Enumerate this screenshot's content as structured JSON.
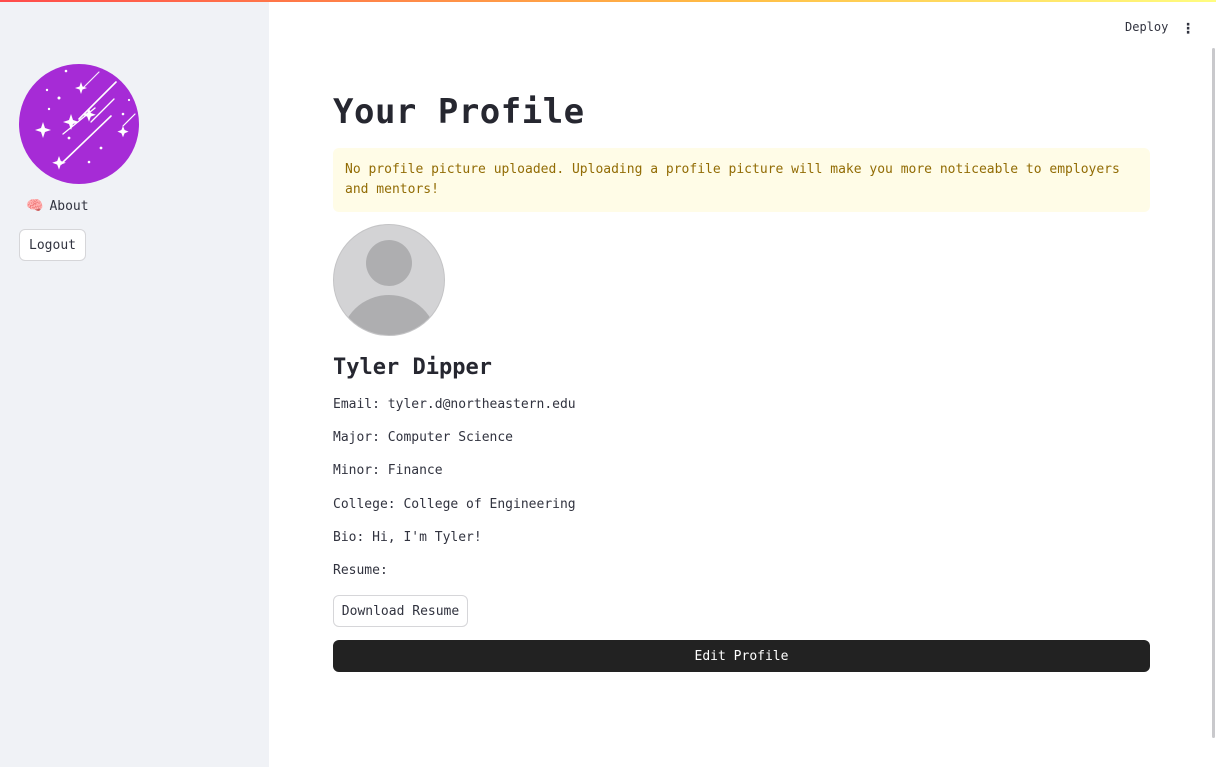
{
  "sidebar": {
    "logo_icon": "shooting-stars-logo",
    "logo_color": "#a62bd6",
    "about": {
      "emoji": "🧠",
      "label": "About"
    },
    "logout_label": "Logout"
  },
  "header": {
    "deploy_label": "Deploy",
    "menu_icon": "⋮"
  },
  "main": {
    "title": "Your Profile",
    "warning_text": "No profile picture uploaded. Uploading a profile picture will make you more noticeable to employers and mentors!",
    "avatar_icon": "default-avatar",
    "name": "Tyler Dipper",
    "fields": {
      "email": "Email: tyler.d@northeastern.edu",
      "major": "Major: Computer Science",
      "minor": "Minor: Finance",
      "college": "College: College of Engineering",
      "bio": "Bio: Hi, I'm Tyler!",
      "resume": "Resume:"
    },
    "download_label": "Download Resume",
    "edit_label": "Edit Profile"
  },
  "colors": {
    "accent_gradient": [
      "#ff4b4b",
      "#ffbd45",
      "#fffd80"
    ],
    "warning_bg": "#fffce7",
    "warning_text": "#926c05",
    "primary_button": "#222222"
  }
}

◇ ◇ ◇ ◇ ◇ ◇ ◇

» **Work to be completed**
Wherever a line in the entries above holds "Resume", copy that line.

» **Exercise output**
      "resume": "Resume:"
    "download_label": "Download Resume",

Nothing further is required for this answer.